To do: Copy out each line below exactly as written.

Entries taken from a collection:
/---

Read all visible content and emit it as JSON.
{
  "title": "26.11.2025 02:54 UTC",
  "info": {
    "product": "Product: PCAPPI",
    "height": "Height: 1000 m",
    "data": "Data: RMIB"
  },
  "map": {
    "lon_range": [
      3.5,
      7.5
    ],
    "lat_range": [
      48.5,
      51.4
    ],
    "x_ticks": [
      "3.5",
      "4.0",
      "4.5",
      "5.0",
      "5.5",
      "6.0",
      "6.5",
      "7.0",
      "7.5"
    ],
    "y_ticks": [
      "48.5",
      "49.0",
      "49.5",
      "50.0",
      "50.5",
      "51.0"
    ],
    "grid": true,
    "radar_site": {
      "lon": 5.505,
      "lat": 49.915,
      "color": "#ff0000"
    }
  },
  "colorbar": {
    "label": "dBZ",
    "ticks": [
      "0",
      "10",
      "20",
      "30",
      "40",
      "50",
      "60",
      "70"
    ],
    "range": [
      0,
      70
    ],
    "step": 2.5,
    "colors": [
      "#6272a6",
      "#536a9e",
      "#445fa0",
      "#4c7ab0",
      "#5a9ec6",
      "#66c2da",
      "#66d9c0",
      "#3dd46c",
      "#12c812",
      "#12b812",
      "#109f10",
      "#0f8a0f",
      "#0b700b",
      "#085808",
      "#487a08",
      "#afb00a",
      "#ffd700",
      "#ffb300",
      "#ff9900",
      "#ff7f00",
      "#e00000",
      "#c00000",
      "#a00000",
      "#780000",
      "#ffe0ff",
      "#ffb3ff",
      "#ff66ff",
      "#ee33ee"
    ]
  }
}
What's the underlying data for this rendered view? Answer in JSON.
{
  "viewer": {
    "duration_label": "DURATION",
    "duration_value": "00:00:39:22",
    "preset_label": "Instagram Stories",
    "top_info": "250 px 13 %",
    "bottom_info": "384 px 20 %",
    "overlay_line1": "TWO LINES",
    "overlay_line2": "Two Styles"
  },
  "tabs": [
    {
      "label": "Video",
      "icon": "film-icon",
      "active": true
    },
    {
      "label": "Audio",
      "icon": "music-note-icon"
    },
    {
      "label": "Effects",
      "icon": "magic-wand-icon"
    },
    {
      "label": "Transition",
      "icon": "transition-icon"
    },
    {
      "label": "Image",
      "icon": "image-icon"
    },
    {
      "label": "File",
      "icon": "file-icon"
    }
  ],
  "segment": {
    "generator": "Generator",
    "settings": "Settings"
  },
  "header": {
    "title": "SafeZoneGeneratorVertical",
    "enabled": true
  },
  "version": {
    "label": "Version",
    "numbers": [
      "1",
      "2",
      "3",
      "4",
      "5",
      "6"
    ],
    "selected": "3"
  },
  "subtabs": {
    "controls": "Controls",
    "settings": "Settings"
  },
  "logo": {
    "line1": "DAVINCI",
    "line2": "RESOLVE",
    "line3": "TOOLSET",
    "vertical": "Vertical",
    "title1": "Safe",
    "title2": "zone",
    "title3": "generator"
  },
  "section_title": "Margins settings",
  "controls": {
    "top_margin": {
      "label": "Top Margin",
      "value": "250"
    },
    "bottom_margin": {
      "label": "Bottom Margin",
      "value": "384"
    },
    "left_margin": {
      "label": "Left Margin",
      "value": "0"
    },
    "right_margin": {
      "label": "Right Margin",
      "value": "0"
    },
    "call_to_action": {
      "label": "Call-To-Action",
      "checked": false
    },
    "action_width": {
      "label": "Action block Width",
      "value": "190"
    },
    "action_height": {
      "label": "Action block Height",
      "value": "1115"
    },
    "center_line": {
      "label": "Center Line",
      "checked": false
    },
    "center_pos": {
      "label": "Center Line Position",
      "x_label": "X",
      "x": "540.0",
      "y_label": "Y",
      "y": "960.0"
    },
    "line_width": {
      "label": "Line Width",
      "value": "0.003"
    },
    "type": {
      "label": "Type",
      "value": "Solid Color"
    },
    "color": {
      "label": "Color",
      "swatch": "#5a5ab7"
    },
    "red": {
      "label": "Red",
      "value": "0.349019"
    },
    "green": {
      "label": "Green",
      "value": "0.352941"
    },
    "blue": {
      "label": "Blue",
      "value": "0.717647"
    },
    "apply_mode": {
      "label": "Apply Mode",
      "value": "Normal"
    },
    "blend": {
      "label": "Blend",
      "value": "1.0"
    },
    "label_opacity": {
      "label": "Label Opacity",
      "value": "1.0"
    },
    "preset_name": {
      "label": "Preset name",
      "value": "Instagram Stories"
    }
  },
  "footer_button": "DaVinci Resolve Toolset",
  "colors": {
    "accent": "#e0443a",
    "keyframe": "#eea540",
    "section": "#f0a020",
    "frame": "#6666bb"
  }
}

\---

Task answer:
Read all visible content and emit it as JSON.
{
  "title": "26.11.2025 02:54 UTC",
  "info": {
    "product": "Product: PCAPPI",
    "height": "Height: 1000 m",
    "data": "Data: RMIB"
  },
  "map": {
    "lon_range": [
      3.5,
      7.5
    ],
    "lat_range": [
      48.5,
      51.4
    ],
    "x_ticks": [
      "3.5",
      "4.0",
      "4.5",
      "5.0",
      "5.5",
      "6.0",
      "6.5",
      "7.0",
      "7.5"
    ],
    "y_ticks": [
      "48.5",
      "49.0",
      "49.5",
      "50.0",
      "50.5",
      "51.0"
    ],
    "grid": true,
    "radar_site": {
      "lon": 5.505,
      "lat": 49.915,
      "color": "#ff0000"
    }
  },
  "colorbar": {
    "label": "dBZ",
    "ticks": [
      "0",
      "10",
      "20",
      "30",
      "40",
      "50",
      "60",
      "70"
    ],
    "range": [
      0,
      70
    ],
    "step": 2.5,
    "colors": [
      "#6272a6",
      "#536a9e",
      "#445fa0",
      "#4c7ab0",
      "#5a9ec6",
      "#66c2da",
      "#66d9c0",
      "#3dd46c",
      "#12c812",
      "#12b812",
      "#109f10",
      "#0f8a0f",
      "#0b700b",
      "#085808",
      "#487a08",
      "#afb00a",
      "#ffd700",
      "#ffb300",
      "#ff9900",
      "#ff7f00",
      "#e00000",
      "#c00000",
      "#a00000",
      "#780000",
      "#ffe0ff",
      "#ffb3ff",
      "#ff66ff",
      "#ee33ee"
    ]
  }
}
What's the underlying data for this rendered view? Answer in JSON.
{
  "viewer": {
    "duration_label": "DURATION",
    "duration_value": "00:00:39:22",
    "preset_label": "Instagram Stories",
    "top_info": "250 px 13 %",
    "bottom_info": "384 px 20 %",
    "overlay_line1": "TWO LINES",
    "overlay_line2": "Two Styles"
  },
  "tabs": [
    {
      "label": "Video",
      "icon": "film-icon",
      "active": true
    },
    {
      "label": "Audio",
      "icon": "music-note-icon"
    },
    {
      "label": "Effects",
      "icon": "magic-wand-icon"
    },
    {
      "label": "Transition",
      "icon": "transition-icon"
    },
    {
      "label": "Image",
      "icon": "image-icon"
    },
    {
      "label": "File",
      "icon": "file-icon"
    }
  ],
  "segment": {
    "generator": "Generator",
    "settings": "Settings"
  },
  "header": {
    "title": "SafeZoneGeneratorVertical",
    "enabled": true
  },
  "version": {
    "label": "Version",
    "numbers": [
      "1",
      "2",
      "3",
      "4",
      "5",
      "6"
    ],
    "selected": "3"
  },
  "subtabs": {
    "controls": "Controls",
    "settings": "Settings"
  },
  "logo": {
    "line1": "DAVINCI",
    "line2": "RESOLVE",
    "line3": "TOOLSET",
    "vertical": "Vertical",
    "title1": "Safe",
    "title2": "zone",
    "title3": "generator"
  },
  "section_title": "Margins settings",
  "controls": {
    "top_margin": {
      "label": "Top Margin",
      "value": "250"
    },
    "bottom_margin": {
      "label": "Bottom Margin",
      "value": "384"
    },
    "left_margin": {
      "label": "Left Margin",
      "value": "0"
    },
    "right_margin": {
      "label": "Right Margin",
      "value": "0"
    },
    "call_to_action": {
      "label": "Call-To-Action",
      "checked": false
    },
    "action_width": {
      "label": "Action block Width",
      "value": "190"
    },
    "action_height": {
      "label": "Action block Height",
      "value": "1115"
    },
    "center_line": {
      "label": "Center Line",
      "checked": false
    },
    "center_pos": {
      "label": "Center Line Position",
      "x_label": "X",
      "x": "540.0",
      "y_label": "Y",
      "y": "960.0"
    },
    "line_width": {
      "label": "Line Width",
      "value": "0.003"
    },
    "type": {
      "label": "Type",
      "value": "Solid Color"
    },
    "color": {
      "label": "Color",
      "swatch": "#5a5ab7"
    },
    "red": {
      "label": "Red",
      "value": "0.349019"
    },
    "green": {
      "label": "Green",
      "value": "0.352941"
    },
    "blue": {
      "label": "Blue",
      "value": "0.717647"
    },
    "apply_mode": {
      "label": "Apply Mode",
      "value": "Normal"
    },
    "blend": {
      "label": "Blend",
      "value": "1.0"
    },
    "label_opacity": {
      "label": "Label Opacity",
      "value": "1.0"
    },
    "preset_name": {
      "label": "Preset name",
      "value": "Instagram Stories"
    }
  },
  "footer_button": "DaVinci Resolve Toolset",
  "colors": {
    "accent": "#e0443a",
    "keyframe": "#eea540",
    "section": "#f0a020",
    "frame": "#6666bb"
  }
}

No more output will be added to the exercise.